Maybe we can direct this power in new ways, and open a new chapter in the human story.

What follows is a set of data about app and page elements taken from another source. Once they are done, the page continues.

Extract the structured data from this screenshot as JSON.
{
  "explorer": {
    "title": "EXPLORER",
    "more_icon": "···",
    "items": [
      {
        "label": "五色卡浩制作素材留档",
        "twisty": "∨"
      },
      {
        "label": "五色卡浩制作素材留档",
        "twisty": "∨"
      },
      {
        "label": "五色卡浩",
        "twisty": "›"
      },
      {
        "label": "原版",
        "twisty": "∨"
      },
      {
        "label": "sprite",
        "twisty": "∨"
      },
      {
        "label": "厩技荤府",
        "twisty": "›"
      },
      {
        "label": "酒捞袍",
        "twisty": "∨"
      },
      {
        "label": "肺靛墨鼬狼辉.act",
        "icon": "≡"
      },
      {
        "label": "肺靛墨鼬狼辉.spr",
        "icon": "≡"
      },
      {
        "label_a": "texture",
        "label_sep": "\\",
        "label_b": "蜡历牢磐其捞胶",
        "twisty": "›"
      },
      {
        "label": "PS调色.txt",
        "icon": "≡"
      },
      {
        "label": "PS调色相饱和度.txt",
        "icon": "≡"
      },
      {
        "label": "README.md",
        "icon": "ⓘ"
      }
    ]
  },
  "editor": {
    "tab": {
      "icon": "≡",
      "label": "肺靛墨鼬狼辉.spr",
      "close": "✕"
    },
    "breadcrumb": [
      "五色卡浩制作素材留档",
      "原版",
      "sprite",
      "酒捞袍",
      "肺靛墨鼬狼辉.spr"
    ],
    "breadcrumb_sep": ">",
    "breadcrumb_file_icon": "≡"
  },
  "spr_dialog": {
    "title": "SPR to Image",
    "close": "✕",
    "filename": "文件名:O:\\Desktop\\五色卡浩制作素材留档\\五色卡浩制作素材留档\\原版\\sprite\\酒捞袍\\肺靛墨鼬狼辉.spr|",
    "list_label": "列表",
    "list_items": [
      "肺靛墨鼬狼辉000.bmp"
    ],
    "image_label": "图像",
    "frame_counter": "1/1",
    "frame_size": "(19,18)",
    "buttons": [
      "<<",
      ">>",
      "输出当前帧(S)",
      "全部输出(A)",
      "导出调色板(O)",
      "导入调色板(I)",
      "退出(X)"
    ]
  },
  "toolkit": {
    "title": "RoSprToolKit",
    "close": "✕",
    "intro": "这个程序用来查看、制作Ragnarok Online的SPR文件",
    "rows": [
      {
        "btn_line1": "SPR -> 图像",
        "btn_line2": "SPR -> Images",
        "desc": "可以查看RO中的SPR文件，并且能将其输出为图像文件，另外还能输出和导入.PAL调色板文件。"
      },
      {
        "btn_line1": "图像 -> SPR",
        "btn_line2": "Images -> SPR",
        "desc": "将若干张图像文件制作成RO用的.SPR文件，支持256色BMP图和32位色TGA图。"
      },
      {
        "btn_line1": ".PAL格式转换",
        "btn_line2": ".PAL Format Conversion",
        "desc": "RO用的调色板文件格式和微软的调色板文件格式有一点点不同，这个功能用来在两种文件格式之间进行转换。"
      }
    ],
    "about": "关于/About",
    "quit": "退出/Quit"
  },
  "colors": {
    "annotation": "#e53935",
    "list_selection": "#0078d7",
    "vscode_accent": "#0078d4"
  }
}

Sensory augmentation that let you see in infrared or hear ultrasonic, that lets you zoom in on things too small to see clearly or too far away, that enhances your sense of taste smell or touch, maybe even adding new thigns we cant normally taste. There’s some debate about what we normall CAN taste. We know 5 for sure, sweet, sour, bitter, salty, and umami, that savory taste we associate to msg. Some others have also been suggested and there’s argument about what exactly taste is, but with just those 5 we have a panoply of dishes and tastes we enjoy by mixing the intensity and ratio of those. As we do with color, when we essentially can see red, green, or blue. We can still make a huge spectrum of color hues and textures. If we added a fourth cone, say one sensitive to the infrared, could we alter the brain to see this as a new distinct color, or several, as that spectrum is far bigger than the standard visual one. Including a device that saw infrared but showed it to us as red is handy. But what new experiences are available when it is a new color, how much better a meal if you can taste 3 or 4 entirely new flavors? It would be handy to hear ultrasonic or see behind you, but how much neeater to hear instruments designed JSUST for ultrasonic ranges? Or truly see 50 or 60 colors, not just combinations of 3. Of course our brains would need to be pbhysically modified for things like that, but it is also more for remembering that sometimes you dont want your senses augmented, indeed you might want them attenuated. It would be rather nice to have the ability to shut off your smell around foul sense. Or tune out liud distracting noises, particularly if it can be done automatically, removing glare or blinding lights. Filtering out just those sounds you dont want to hear so you can focus on wat someone’s saying to you in a crowded room. The alternative to that is ears that you can move around to focus on sounds, like cats can do, but that would be a physical augmentation, so lets move to those.